Genome-wide association studies (GWAS) in the field of liver diseases have revealed previously unknown pathogenic loci and generated new biological hypotheses. In 2008, a GWAS performed in a population-based sample study, where hepatic liver fat content was measured by magnetic spectroscopy, showed a strong association between a variant (rs738409 C>G p.I148M) in the patatin-like phospholipase domain containing 3 (PNPLA3) gene and nonalcoholic fatty liver disease. Further replication studies have shown robust associations between PNPLA3 and steatosis, fibrosis/cirrhosis, and hepatocellular carcinoma on a background of metabolic, alcoholic, and viral insults. The PNPLA3 protein has lipase activity towards triglycerides in hepatocytes and retinyl esters in hepatic stellate cells. The I148M substitution leads to a loss of function promoting triglyceride accumulation in hepatocytes.

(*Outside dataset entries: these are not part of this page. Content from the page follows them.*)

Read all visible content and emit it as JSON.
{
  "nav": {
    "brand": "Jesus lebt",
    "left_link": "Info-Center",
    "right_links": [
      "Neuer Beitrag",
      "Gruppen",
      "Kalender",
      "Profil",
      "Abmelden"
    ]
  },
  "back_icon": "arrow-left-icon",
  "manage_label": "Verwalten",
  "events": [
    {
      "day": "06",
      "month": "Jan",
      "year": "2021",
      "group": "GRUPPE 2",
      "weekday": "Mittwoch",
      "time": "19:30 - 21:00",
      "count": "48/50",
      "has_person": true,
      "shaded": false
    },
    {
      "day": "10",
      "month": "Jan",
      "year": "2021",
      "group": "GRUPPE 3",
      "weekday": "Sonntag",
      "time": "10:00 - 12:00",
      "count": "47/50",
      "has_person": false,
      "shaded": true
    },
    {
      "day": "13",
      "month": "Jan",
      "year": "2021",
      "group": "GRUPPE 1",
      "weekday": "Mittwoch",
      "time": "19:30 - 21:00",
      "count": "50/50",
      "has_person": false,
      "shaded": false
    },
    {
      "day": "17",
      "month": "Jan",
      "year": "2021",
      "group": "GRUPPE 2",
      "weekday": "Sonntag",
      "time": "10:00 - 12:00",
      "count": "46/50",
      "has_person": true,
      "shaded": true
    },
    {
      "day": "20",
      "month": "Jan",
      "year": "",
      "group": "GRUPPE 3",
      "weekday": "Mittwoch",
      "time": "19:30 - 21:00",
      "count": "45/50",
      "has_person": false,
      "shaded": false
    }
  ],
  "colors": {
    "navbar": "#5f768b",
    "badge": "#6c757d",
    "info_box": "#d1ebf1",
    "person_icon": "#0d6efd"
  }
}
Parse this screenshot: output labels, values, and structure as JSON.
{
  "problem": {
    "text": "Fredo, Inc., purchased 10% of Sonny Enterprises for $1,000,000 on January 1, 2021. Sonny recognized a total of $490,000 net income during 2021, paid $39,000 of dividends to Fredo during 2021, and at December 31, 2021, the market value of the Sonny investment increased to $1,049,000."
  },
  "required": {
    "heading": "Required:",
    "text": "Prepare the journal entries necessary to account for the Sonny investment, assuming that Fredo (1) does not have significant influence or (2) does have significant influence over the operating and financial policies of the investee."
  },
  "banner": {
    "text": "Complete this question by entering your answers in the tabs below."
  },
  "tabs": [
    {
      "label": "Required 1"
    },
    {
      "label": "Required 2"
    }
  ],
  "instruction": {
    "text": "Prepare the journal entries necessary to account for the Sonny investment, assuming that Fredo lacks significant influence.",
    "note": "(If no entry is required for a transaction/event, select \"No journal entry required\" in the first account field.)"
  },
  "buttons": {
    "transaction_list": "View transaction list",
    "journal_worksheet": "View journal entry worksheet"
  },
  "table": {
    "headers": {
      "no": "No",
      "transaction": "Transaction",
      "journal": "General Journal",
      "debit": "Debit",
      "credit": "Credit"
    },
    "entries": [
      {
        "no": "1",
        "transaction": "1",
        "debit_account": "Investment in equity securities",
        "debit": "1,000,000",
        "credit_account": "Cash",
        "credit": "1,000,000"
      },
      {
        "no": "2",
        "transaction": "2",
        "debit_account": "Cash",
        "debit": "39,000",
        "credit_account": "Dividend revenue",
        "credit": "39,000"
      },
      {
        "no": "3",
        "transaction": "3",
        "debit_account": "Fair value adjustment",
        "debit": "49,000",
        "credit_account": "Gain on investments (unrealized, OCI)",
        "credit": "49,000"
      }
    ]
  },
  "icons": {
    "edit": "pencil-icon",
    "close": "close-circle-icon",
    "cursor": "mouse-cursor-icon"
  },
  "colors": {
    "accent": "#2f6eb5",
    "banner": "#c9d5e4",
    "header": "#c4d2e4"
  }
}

Although PNPLA3 function has been extensively studied, the molecular mechanisms leading to hepatic fibrosis and carcinogenesis remain unclear. This unsuspected association has highlighted the fact that liver fat metabolism may have a major impact on the pathophysiology of liver diseases. Conversely, alone, this locus may have limited predictive value with regard to liver disease outcomes in clinical practice. Additional studies at the genome-wide level will be required to identify new variants associated with liver damage and cancer to explain a greater proportion of the heritability of these phenotypes. Thus, incorporating PNPLA3 and other genetic variants in combination with clinical data will allow for the development of tailored predictive models. This attractive approach should be evaluated in prospective cohorts.
Keywords: Fibrosis; Genetic association studies; Hepatocellular carcinoma; Heritability; Steatosis; Triglycerides.
Copyright © 2016 European Association for the Study of the Liver. Published by Elsevier B.V. All rights reserved.